“I am urging the VA to move forward with developing a treatment, screening and awareness program to help our Vietnam veterans who may be at risk to developing bile duct cancer in the future,” Schumer said.
Suozzi said the VA should move quickly to address the study’s findings.
“There must be a lot of anxiety in the Vietnam veterans community and we should try to alleviate that anxiety by actually getting firm answers,” Suozzi said.
Liver flukes are parasitic worms that spend part of their life cycle in freshwater snails that inhabit rivers throughout parts of the Far East, including Southeast Asia, China and the Korean Peninsula. The snails release larvae that burrow into the flesh of fish and can infest the bile ducts of humans who eat the fish. They can reside symptomless in a victim’s body for decades.
The adult worm is believed to release an irritant during its quarter-century life span — an irritant that can lead to cancerous lesions in the bile duct decades after the parasitic infestation has died out. In some south Asian villages where raw fish consumption is part of the culture, more than one in two people harbor liver fluke infestations, according to parasitologists.
Some activists have likened the seriousness of fluke exposure in Vietnam veterans to Agent Orange, a class of dioxin-contaminated herbicides believed to have tainted hundreds of thousands of U.S. troops. The VA pays disability claims to Vietnam veterans who suffer from any of a host of maladies linked to Agent Orange exposure, from heart disease to bladder cancer.
Since 2013, the VA has received 240 disability claims related to bile-duct cancers associated with liver fluke, the agency said.
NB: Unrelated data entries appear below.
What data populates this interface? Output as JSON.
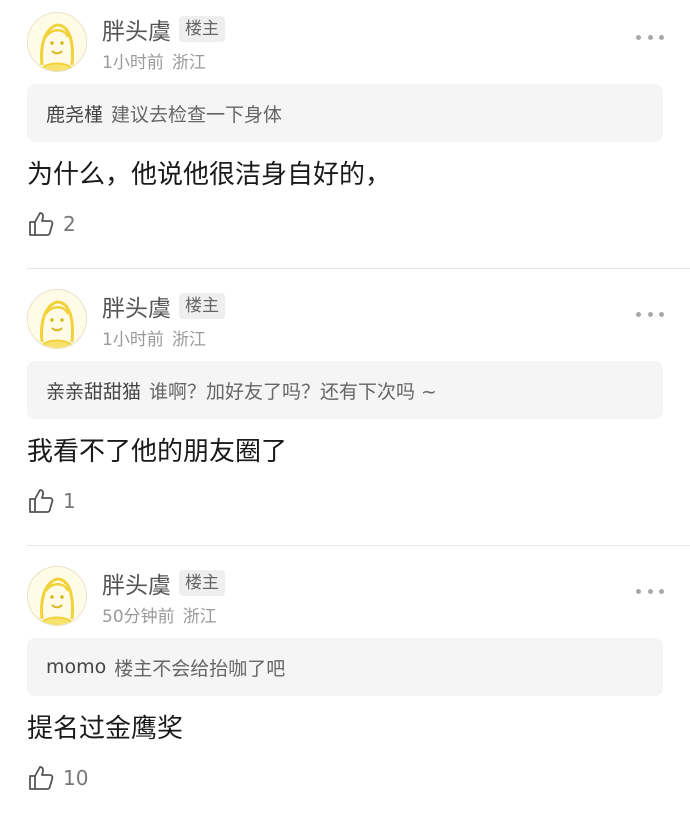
{
  "colors": {
    "avatar_accent": "#f2d23a",
    "divider": "#e6e6e6",
    "quote_bg": "#f5f5f5"
  },
  "comments": [
    {
      "author": "胖头虞",
      "badge": "楼主",
      "time": "1小时前",
      "location": "浙江",
      "quote_name": "鹿尧槿",
      "quote_text": "建议去检查一下身体",
      "body": "为什么，他说他很洁身自好的，",
      "likes": "2"
    },
    {
      "author": "胖头虞",
      "badge": "楼主",
      "time": "1小时前",
      "location": "浙江",
      "quote_name": "亲亲甜甜猫",
      "quote_text": "谁啊？加好友了吗？还有下次吗 ~",
      "body": "我看不了他的朋友圈了",
      "likes": "1"
    },
    {
      "author": "胖头虞",
      "badge": "楼主",
      "time": "50分钟前",
      "location": "浙江",
      "quote_name": "momo",
      "quote_text": "楼主不会给抬咖了吧",
      "body": "提名过金鹰奖",
      "likes": "10"
    }
  ]
}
It had rejected more than 76 percent of those claims.